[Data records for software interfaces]
<<<<
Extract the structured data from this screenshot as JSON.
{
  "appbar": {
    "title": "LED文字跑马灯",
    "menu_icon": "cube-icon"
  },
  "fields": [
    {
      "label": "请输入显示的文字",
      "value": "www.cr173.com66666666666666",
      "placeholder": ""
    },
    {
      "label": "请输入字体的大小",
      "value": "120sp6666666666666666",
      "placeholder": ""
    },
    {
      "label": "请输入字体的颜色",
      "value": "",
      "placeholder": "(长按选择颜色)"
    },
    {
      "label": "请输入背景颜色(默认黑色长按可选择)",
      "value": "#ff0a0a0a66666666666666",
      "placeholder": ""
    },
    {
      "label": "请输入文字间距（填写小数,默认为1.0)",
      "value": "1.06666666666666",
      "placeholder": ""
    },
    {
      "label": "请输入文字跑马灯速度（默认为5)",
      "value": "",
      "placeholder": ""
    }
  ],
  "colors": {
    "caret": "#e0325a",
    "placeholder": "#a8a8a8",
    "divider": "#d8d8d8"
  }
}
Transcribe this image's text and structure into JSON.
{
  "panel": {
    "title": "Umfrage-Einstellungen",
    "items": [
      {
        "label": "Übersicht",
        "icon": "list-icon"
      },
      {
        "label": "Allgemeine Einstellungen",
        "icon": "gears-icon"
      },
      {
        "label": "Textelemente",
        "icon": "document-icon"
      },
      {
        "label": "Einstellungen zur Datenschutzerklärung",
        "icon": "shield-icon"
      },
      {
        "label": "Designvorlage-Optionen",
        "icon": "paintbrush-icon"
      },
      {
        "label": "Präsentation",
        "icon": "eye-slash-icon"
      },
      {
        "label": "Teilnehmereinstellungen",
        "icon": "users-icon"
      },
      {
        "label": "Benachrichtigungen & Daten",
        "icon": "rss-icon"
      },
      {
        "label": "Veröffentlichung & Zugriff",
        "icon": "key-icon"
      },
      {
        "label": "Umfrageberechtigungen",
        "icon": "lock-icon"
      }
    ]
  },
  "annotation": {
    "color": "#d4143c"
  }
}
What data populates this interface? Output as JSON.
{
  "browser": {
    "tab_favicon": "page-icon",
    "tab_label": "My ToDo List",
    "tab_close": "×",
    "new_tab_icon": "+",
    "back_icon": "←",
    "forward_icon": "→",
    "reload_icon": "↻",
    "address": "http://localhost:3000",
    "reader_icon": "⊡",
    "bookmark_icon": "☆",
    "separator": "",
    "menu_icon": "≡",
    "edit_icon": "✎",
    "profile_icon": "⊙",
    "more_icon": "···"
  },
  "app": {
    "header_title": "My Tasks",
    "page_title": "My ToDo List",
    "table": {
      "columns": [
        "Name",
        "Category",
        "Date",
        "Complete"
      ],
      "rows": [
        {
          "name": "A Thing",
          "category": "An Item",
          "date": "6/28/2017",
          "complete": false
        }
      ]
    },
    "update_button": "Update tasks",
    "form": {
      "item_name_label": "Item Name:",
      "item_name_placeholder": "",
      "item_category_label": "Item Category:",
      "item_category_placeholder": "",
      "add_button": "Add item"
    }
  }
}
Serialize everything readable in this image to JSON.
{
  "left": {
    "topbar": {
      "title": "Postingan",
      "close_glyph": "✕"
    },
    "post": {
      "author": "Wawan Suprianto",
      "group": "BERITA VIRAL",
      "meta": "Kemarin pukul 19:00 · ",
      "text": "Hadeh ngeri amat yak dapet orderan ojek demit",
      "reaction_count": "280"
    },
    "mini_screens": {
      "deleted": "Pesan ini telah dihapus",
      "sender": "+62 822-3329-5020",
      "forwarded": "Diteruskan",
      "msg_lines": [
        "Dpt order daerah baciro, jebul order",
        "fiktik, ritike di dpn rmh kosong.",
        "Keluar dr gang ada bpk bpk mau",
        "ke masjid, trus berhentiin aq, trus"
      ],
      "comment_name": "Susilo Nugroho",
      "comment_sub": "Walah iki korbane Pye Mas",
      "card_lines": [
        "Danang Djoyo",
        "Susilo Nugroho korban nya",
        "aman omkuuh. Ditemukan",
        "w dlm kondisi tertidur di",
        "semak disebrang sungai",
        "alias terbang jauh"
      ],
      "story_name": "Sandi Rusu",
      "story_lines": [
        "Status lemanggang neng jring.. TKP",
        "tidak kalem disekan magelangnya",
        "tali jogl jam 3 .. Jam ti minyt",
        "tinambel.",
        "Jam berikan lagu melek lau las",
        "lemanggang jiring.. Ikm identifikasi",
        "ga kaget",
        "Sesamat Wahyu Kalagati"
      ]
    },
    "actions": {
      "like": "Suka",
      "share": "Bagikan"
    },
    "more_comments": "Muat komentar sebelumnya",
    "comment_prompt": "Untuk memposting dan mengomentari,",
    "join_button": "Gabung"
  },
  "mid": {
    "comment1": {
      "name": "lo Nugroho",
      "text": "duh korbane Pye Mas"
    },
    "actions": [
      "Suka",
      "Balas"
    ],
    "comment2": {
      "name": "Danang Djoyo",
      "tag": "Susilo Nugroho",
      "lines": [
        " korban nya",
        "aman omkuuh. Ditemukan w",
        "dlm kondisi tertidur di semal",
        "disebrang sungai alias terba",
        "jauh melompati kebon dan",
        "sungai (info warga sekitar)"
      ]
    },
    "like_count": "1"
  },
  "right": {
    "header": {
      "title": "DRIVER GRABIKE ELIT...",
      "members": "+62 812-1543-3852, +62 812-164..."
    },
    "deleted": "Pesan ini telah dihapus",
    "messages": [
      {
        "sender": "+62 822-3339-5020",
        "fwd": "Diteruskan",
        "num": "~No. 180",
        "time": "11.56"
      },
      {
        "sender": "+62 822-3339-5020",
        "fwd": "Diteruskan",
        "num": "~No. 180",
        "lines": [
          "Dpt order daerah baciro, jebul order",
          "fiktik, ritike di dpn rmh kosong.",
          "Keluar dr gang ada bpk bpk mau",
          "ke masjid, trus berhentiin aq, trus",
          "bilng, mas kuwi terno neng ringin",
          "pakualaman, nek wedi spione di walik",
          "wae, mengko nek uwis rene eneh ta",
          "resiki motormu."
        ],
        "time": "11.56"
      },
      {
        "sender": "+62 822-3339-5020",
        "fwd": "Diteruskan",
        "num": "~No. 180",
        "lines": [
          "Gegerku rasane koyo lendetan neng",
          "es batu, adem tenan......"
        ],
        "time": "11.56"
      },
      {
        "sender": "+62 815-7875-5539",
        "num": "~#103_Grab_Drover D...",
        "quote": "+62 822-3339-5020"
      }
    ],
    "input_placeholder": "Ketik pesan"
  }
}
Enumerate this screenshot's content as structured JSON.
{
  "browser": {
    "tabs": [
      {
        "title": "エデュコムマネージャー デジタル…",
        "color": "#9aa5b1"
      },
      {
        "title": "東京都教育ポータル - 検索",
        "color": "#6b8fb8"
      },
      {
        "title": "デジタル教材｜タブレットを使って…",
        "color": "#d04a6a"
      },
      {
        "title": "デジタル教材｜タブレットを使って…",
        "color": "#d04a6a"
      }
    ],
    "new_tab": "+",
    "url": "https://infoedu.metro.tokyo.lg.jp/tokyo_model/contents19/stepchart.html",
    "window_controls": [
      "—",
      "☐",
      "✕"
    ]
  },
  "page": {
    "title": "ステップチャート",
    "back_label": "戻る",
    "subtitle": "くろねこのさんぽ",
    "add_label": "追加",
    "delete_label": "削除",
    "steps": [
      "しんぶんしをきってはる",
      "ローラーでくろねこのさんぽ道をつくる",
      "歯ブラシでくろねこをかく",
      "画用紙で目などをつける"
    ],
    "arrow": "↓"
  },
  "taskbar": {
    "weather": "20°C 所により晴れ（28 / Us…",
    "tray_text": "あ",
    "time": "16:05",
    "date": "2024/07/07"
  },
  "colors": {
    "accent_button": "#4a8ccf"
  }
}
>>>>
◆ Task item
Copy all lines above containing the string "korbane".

◆ Task output
      "comment_sub": "Walah iki korbane Pye Mas",
      "text": "duh korbane Pye Mas"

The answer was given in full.